By and large, the message to the church of Thyatira is dominated by the negative things that Jesus Christ has to say about the sexual immortality of some in the church, as well as that of the false prophetess Jezebel in particular. This Jezebel is a reference to someone who behaved like those in Tyre and Sidon like the wicked queen of that name who was the wife of the wicked King Ahab and who had her own fondness for false prophets. It is telling that both references to Thyatira in the Bible connect the region with Phoenicia and its sins. Yet although Thyatira is viewed to be God’s second most negative account of a church in tone after that of Laodicea, there are positive things mentioned about the church, many of which resemble the behavior of Lydia herself in Philippi towards Paul. Jesus commends the church for its works, love, service, faith, and patience, and comments that the end of the church’s experience is better than the first–there is growth here. There is also the promise that those who repent and overcome will be given rule over the nations to rule them with a rod of iron, and that is no small blessing to promise an obscure and often forgotten city.
Let us not forget or neglect Thyatira. Ultimately, the reason I and so many other fellow travelers with me insisted on traveling to Thyatira was that it was mentioned in the Bible, and that which is important to God should be important to us. Although Thyatira is an obscure city that is easy to neglect, let us not forget its lessons, for that which is said about Thyatira could very easily be said about us as well. We too live in a time that is rife with immorality and with false prophecy, and we too can be commended–if we can be commended–as having an attitude of service, love, good works, and patience. And that is enough for this congregation to receive a blessing if they overcome. Let us be motivated likewise to overcome that which we have to deal with in our lives and in our evil times.
It was necessary to trod the same land on which Thyatira was built for the sake of remembering its history, because that is the essence of learning. It is vital that we, as disciples, know where we come from, what our forefathers faced, the weaknesses that assailed these Christians. Yet their end was greater than their beginning.

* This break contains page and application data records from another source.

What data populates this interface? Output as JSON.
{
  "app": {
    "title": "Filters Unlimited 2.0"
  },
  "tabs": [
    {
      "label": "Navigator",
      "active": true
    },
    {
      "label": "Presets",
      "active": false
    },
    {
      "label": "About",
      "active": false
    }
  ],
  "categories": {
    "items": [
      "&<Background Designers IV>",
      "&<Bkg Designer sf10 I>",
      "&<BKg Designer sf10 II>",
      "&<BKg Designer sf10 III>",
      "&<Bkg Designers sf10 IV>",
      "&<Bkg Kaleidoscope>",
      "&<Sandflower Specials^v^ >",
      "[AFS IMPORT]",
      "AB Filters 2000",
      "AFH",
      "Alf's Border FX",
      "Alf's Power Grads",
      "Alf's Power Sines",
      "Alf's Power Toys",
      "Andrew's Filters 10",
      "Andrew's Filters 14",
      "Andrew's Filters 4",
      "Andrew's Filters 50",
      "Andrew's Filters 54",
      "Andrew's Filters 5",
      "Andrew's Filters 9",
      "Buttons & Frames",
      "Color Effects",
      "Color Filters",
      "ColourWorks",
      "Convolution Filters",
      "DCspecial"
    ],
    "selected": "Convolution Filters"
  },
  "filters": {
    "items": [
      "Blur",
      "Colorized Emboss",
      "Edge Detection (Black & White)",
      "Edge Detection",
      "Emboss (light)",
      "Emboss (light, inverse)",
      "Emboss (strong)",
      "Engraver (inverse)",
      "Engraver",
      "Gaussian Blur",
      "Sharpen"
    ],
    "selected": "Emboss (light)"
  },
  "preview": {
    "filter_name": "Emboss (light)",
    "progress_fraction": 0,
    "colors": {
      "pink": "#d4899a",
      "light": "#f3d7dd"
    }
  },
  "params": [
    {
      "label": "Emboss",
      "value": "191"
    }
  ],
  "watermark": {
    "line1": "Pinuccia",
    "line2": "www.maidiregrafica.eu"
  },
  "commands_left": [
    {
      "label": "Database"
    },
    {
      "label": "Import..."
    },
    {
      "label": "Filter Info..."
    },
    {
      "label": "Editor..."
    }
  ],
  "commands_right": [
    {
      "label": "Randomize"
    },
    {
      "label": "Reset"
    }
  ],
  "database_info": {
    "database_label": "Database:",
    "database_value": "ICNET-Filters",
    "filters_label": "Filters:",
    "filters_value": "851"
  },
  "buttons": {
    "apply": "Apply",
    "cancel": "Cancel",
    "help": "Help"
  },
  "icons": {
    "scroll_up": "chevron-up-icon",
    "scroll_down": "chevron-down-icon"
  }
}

This gives us inspiration and hope. We should “leave no stone unturned” as they say. I’m glad we took this literally during the Feast of 2006.
Yes, I am glad we did so as well.